Located just an hour away from the Gaines Ridge Dinner Club and built in 1837, the St. James Hotel is one of the oldest operational facilities in Alabama. During the Civil War, soldiers used the hotel as a place to discuss battle strategies, and when the Battle of Selma took place, the entire town of Selma pretty much burned to the ground, but the St. James Hotel remained standing. After the Civil War ended, a man named Benjamin Sterling Tower became the new owner and allowed a group of outlaws, led by the famous gang leader, robber and murderer Jesse James, to stay at the hotel one night. Several guests have reported seeing the spirits of Jesse James and his girlfriend, Lucinda, as well as a man fully dressed in clothing from the 1800s in rooms 214, 314 and 315. Lucinda, a lover of the scent of lavender, allegedly leaves the lovely scent in her path, alerting guests to her presence. James’ black dog also haunts the halls of the hotel, as evidenced by guests accounts of incessant barking with no dog in sight. You can book a room at the St. James Hotel today, and if you’re brave enough, request room 214, 314 or 315.
10. Highway 5 Ghost (Lynn, AL)

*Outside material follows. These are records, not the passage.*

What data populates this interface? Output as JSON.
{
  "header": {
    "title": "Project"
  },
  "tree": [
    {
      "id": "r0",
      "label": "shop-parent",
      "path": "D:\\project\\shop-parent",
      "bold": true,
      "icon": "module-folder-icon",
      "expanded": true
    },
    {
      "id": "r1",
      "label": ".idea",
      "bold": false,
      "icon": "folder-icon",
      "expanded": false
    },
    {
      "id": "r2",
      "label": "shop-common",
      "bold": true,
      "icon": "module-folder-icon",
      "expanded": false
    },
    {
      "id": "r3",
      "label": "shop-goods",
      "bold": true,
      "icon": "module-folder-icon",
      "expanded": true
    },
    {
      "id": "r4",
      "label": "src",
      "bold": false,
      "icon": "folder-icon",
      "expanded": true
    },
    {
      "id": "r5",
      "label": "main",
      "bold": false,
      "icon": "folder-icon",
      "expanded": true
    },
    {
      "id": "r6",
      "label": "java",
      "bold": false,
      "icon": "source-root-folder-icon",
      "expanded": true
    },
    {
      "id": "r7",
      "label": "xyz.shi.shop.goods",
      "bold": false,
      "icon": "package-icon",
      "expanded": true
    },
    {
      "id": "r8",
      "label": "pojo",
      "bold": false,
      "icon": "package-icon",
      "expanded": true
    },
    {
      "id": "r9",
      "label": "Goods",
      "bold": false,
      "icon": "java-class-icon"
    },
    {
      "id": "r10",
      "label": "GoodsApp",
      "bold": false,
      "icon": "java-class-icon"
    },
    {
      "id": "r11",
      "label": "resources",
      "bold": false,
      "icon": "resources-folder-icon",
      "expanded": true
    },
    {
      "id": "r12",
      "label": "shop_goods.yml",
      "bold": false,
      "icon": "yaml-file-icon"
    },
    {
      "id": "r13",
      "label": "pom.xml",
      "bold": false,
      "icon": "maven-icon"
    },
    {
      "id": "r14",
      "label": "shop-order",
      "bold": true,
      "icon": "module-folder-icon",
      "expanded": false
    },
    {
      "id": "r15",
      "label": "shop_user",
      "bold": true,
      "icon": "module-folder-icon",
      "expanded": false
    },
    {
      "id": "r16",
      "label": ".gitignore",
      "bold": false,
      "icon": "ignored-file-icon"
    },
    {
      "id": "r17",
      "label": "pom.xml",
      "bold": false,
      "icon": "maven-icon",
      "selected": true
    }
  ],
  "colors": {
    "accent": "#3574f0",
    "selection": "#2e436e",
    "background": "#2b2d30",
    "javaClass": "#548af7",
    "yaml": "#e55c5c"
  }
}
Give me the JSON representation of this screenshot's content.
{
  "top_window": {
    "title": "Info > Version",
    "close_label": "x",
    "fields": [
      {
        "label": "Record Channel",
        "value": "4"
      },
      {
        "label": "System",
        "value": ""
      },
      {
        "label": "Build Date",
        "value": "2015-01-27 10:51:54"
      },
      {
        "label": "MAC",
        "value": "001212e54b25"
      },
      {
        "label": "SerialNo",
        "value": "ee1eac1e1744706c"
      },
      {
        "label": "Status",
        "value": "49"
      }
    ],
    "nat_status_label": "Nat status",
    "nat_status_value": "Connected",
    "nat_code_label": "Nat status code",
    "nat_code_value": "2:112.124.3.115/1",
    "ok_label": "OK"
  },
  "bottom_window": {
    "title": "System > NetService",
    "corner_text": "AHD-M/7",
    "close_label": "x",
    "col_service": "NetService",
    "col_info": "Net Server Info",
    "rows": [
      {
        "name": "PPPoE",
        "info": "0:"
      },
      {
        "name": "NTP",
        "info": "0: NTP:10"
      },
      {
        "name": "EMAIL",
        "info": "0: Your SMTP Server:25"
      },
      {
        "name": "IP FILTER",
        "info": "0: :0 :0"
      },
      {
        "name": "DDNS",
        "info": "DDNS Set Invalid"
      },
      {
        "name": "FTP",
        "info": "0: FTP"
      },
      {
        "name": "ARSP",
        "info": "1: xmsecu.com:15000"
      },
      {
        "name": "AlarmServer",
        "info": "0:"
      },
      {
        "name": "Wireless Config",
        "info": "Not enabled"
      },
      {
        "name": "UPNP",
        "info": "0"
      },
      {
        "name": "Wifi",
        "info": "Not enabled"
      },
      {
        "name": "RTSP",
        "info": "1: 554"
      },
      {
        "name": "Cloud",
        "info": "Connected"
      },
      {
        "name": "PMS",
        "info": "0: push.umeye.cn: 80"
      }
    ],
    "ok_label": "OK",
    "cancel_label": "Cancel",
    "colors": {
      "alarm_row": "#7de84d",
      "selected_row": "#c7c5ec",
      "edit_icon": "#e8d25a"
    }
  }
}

This stretch of road is haunted by the ghost of a woman who was killed by a trucker. Apparently, she travels up and down the road searching for her killer and has been reported to bang on truck doors in the midst of her searching. She supposedly steps on the side of trucks and peers inside the window to get a look at the driver. Not wanting to experience the sight of this angry apparition, many truckers bypass this stretch of road, choosing instead to take Highway 13. Truckers admit that driving down Highway 5 in a truck is still undeniably eerie.
11. Fort Morgan (Gulf Shores, AL)
The Fort Morgan area has become a vacation spot for beach-goers hoping to relax and enjoy the sand and surf. Little do they know, Fort Morgan has a rich haunted history dating back to the Civil War. The fort took heavy fire throughout the bloody Battle of Mobile Bay. It is rumored that visitors can hear the cries and screams of men late into the night, and they have seen the ghost of a solitary woman searching for justice after being killed at the fort. If you visit Fort Morgan, look out for men in confederate uniforms hidden in the shadows!
12. Jack Cole Road (Hayden, AL)
Jack Cole Road is an unpaved road surrounded by dense woods and wilderness off Highway 7 in Blount County. Since 1890, 68 deaths have been reported on Jack Cole Road, 60 of which were due to an outbreak of Cholera in 1900. The other eight were caused by stranger events, including murder. People claim to see things like lights in the woods, to hear loud sounds, to glance ghostly figures walking along the road and, strangest of all, to see a deformed Bigfoot-like animal that looks to be half-wolf and half-man. Suffice it to say, we wouldn’t recommend taking a nice weekend drive down Jack Cole Road.
13. Ghost Bridge (Florence, AL)
Last, but most definitely not least, is the haunting of Jackson Ford Bridge, properly nicknamed “Ghost Bridge.” This spot already appears terrifying and haunted simply by its dilapidated and decayed appearance. There are also several rumors from locals of a white mist that rises from the creek and lays atop the bridge as well as sightings of a strange orb of light, the apparent sound of footsteps and monster-like beings walking the bridge at night. We suggest a detour from this nighttime scene!
So, if you’re looking for a truly hair-raising experience, forego the candy for the thrills with a visit to one of these scary haunts this Halloween!
Alabama’s haunted past may be rich with ghost sightings and paranormal hotels, but if you are searching for something less frightening this Halloween, we have a comprehensive list of local Happenings and Events just for you!
And be sure to keep up with the very best of Birmingham by downloading our free SB App. Click here to get started!